Work item —
Write down every entry once more, exactly as it reads.

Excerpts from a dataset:
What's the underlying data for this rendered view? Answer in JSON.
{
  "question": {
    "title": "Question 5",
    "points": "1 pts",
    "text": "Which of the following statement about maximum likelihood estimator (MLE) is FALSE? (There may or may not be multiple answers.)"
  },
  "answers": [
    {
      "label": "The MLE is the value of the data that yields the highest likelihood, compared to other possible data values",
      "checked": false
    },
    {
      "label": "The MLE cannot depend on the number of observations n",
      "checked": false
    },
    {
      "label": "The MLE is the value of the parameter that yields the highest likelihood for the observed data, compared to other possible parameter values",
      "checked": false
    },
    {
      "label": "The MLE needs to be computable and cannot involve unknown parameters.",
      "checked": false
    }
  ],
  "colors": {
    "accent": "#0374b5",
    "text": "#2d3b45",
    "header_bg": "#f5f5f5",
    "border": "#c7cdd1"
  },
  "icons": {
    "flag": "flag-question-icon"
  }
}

Result for this exercise —
What's the underlying data for this rendered view? Answer in JSON.
{
  "question": {
    "title": "Question 5",
    "points": "1 pts",
    "text": "Which of the following statement about maximum likelihood estimator (MLE) is FALSE? (There may or may not be multiple answers.)"
  },
  "answers": [
    {
      "label": "The MLE is the value of the data that yields the highest likelihood, compared to other possible data values",
      "checked": false
    },
    {
      "label": "The MLE cannot depend on the number of observations n",
      "checked": false
    },
    {
      "label": "The MLE is the value of the parameter that yields the highest likelihood for the observed data, compared to other possible parameter values",
      "checked": false
    },
    {
      "label": "The MLE needs to be computable and cannot involve unknown parameters.",
      "checked": false
    }
  ],
  "colors": {
    "accent": "#0374b5",
    "text": "#2d3b45",
    "header_bg": "#f5f5f5",
    "border": "#c7cdd1"
  },
  "icons": {
    "flag": "flag-question-icon"
  }
}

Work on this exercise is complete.